ie it has to be moving all the time by its very nature.
so how do batteries work? does the device just use them to generate electricity?
by the 'exchange' of electrons (although electrons are not really units that just get swapped over) ....then when there is an electrically conductive connection made between the chemicals with different charge, then there is a net flow of charge between them.
Capacitors are used to store charge temporarily within circuits, but these soon 'drain'
I am sure that there are far far more modern improved views of it, just wait a dis you has done physics will pop along soon and give a much better explanation
(cos they is -ve)
I must admit I thought that the view of imagining little electrons flowing like minature particles had changed
but it might not be entirely appropriate to see it as a flow of particles, rather as a net flow of charge
Over a day for an always-on telecommunications device with internet access/media player/camera seems like quite an achievement to me. Can't say I wouldn't like longer, but I still find the whole thing pretty impressive.

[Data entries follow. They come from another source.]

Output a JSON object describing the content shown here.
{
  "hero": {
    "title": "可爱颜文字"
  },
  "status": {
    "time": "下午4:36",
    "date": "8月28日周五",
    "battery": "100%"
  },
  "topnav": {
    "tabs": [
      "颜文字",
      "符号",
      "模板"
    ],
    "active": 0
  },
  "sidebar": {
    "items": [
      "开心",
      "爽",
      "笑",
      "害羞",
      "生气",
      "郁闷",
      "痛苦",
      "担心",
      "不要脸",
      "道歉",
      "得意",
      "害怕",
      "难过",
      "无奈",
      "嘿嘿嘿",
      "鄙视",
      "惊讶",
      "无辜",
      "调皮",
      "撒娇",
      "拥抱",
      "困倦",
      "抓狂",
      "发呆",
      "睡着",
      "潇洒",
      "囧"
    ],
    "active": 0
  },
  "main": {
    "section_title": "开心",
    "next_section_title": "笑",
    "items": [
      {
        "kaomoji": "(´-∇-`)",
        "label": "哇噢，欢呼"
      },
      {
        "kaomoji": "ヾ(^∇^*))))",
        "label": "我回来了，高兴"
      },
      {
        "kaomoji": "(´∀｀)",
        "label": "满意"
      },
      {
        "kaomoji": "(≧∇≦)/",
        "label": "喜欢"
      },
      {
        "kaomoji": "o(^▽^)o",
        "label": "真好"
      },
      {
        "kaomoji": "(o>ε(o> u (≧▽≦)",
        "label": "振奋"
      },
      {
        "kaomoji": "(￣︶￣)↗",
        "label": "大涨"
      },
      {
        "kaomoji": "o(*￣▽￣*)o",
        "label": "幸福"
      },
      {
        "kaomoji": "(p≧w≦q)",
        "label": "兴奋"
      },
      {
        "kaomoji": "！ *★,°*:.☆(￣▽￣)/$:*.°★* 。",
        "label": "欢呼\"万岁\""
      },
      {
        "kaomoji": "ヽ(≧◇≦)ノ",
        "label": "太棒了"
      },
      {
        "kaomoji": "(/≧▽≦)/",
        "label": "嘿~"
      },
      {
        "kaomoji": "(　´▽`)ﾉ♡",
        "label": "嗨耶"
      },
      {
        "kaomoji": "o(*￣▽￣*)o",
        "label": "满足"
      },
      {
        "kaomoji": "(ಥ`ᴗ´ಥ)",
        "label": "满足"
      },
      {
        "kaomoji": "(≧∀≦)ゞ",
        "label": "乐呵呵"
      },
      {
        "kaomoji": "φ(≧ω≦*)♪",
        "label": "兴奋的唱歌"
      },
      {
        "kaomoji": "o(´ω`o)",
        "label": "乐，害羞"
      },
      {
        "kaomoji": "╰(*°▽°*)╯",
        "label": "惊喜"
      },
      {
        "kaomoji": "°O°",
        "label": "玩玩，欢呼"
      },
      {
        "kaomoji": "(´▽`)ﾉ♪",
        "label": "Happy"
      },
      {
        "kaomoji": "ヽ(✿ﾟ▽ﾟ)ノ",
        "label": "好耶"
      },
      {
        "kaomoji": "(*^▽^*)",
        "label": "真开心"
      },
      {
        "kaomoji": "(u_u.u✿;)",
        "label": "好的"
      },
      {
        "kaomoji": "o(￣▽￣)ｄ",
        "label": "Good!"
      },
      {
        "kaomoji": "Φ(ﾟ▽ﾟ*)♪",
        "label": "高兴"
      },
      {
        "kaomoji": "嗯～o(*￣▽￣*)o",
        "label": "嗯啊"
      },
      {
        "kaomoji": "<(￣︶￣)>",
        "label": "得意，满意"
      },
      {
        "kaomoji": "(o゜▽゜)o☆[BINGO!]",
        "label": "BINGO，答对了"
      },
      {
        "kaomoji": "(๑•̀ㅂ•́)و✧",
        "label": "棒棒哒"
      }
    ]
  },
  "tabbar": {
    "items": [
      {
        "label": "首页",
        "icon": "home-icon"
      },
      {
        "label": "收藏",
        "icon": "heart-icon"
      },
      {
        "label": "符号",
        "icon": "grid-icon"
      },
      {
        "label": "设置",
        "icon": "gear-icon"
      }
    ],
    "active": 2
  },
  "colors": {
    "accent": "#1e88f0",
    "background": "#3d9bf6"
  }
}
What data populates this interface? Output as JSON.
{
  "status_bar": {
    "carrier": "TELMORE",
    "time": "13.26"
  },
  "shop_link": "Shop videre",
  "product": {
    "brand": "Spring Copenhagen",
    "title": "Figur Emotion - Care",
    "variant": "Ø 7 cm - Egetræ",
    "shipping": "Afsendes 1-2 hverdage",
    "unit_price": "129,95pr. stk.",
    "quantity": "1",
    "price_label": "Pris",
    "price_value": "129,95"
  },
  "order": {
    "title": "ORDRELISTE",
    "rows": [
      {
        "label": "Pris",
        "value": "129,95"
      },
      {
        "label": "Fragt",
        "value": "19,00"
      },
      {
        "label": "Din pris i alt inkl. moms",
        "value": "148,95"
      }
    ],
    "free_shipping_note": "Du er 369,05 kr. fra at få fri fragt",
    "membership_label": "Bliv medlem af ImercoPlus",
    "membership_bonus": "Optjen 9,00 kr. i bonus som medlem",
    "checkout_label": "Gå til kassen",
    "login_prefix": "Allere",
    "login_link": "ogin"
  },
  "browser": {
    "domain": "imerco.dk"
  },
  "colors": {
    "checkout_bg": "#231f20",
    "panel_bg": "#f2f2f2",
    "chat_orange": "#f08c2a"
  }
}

as technology involving circuits/chips has been constantly minuturising and increasing storage due to this miniturisation, to go with this extra layers of 'code' can be put into the devices making them more function rich....these layers can be built up by throwing man hours at them.
When it comes to batteries they have made some improvement, but the essential issue is that you have to find ways to make chemicals have more variance in possible charge......which is limited due to the nature of chemicals electrical bonds.....sure they can also reduce charge leakage but that is also limited .......arnt most bateries got some lithium now? ....expensive to extract? I don't know